The Invasion. How many people knew this was being released? I didn’t. Seems Warner Bros. didn’t put a lot of stock into either; no premier and a limited amount of advertising basically ensured this movie would receive little to no fanfare. Makes a person wonder whether the movie is worth watching, if the studio that made it didn’t think enough of it to market it, doesn’t it?
If you did manage to catch the trailer or a commercial you’d know The Invasion is really just the third (or maybe the fourth) remake of the science-fiction horror classic Invasion of the Body Snatchers, that has been dressed up to accommodate today’s political and socio-economic landscape. In this rendering, the alien virus has hitched a ride on the fragments of the space shuttle Patriots’ (in reality it would have been the Columbia) debris. It gains a quick foothold in the populace since the wreckage has dispersed over such a large area and pieces of it are being bought and sold on Ebay. Individuals don’t succumb to the virus until after they’ve fallen asleep, at which time the alien bug takes over the hosts mind and body. Upon awakening, the carriers retain all their memories — they’re just devoid of any personality or emotion. They’ve become walking, talking zombies; model citizens and “perfect” humans.
Rumor has it the original 1956 movie had its own political agenda – fighting the growing tide of Communism where people either assimilated to the will of the people or were purged (director Don Siegel denies it). The difference between that movie and The Invasion is that the directors of this rendition (Oliver Hirschbiegel and James McTeigue) put the current state of affairs on the forefront of the movie. Throughout the movie, we’re fed news about the war in Iraq, tensions between India and Pakistan and the civil unrest in 80% of the African nations. It’s meant to show how terrible we are as a people and that on the grand scale, emotions are the cause for all the worlds grief.
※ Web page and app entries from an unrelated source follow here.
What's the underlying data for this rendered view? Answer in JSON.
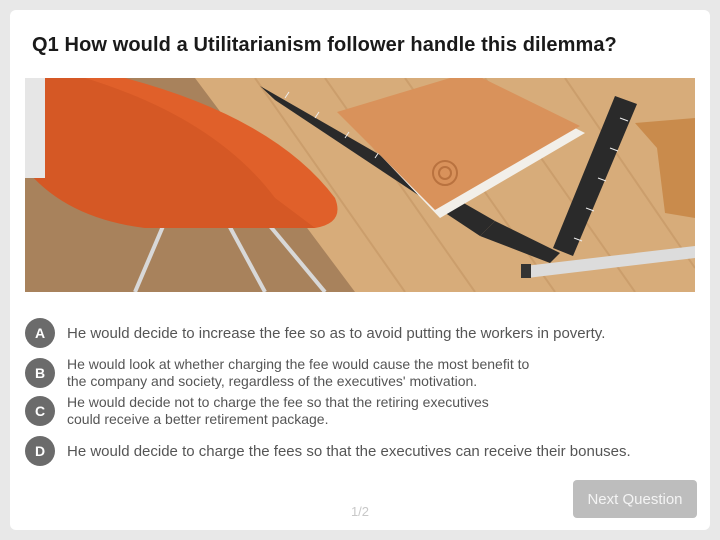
{
  "question": {
    "title": "Q1 How would a Utilitarianism follower handle this dilemma?"
  },
  "image": {
    "icon": "desk-photo"
  },
  "answers": [
    {
      "letter": "A",
      "text": "He would decide to increase the fee so as to avoid putting the workers in poverty."
    },
    {
      "letter": "B",
      "text": "He would look at whether charging the fee would cause the most benefit to\nthe company and society, regardless of the executives' motivation."
    },
    {
      "letter": "C",
      "text": "He would decide not to charge the fee so that the retiring executives\ncould receive a better retirement package."
    },
    {
      "letter": "D",
      "text": "He would decide to charge the fees so that the executives can receive their bonuses."
    }
  ],
  "footer": {
    "page_indicator": "1/2",
    "next_label": "Next Question"
  },
  "colors": {
    "badge": "#6b6b6b",
    "button_disabled": "#bdbdbd",
    "background": "#e8e8e8"
  }
}
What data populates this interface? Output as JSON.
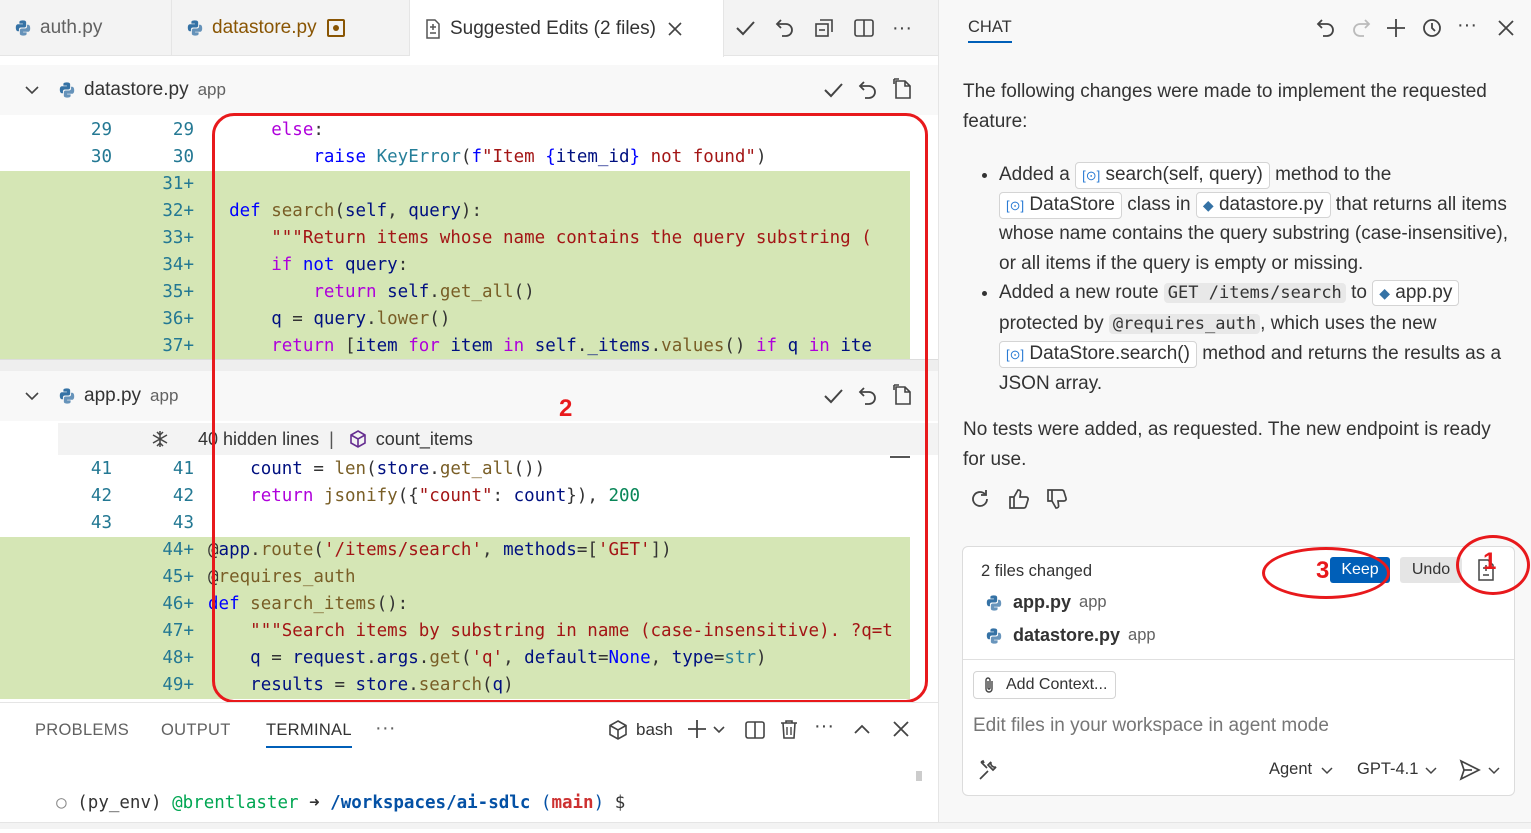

On the smaller stage we’re shown what human emotions are good for – loving and caring. To begin, we’re introduced to loving mom and divorcee Dr. Carol Bennell (Nicole Kidman). Early on she is made aware of the plague due to her keen perception (she’s a psychiatrist suddenly without patients) and her incredible doctor friends Stephen Galeano (Jeffrey Wright) and Ben Driscoll (Daniel Craig). They’ve managed to identify the contagion and figure out how it is spreading well before the government can react (another slap on the Bush presidency?). They devise a way to get to safe harbor when out of the blue that ugly thing called emotion sticks its head up again. Carol must save her son Oliver (Jackson Bond) who is stuck with his altered father Tucker Kaufman (Jeremy Northam) in Baltimore.
At this point The Invasion becomes a typical run-for-your-life-to-survive movie. Carol hauls ass through subway tunnels and back alleys. She hides in basements and deserted stores. She gets into car chases. She’ll take down anyone, including friends and family, who gets in the way of her reuniting and escaping with her child. All this because a mother’s instinct to protect and nurture overrides all sensibility. Damn emotions!
While The Invasion isn’t anything earth shattering, I for one, did enjoy watching Nicole Kidman’s performance. The job she does here is really the only thing keeping this movie afloat – plus she’s great to look at. Other than that, you’re really better off watching the original film as opposed to this. Scratch that. I’d actually recommend seeing the 1978 remake starring Donald Sutherland over the original. It may very well be the best remake ever made.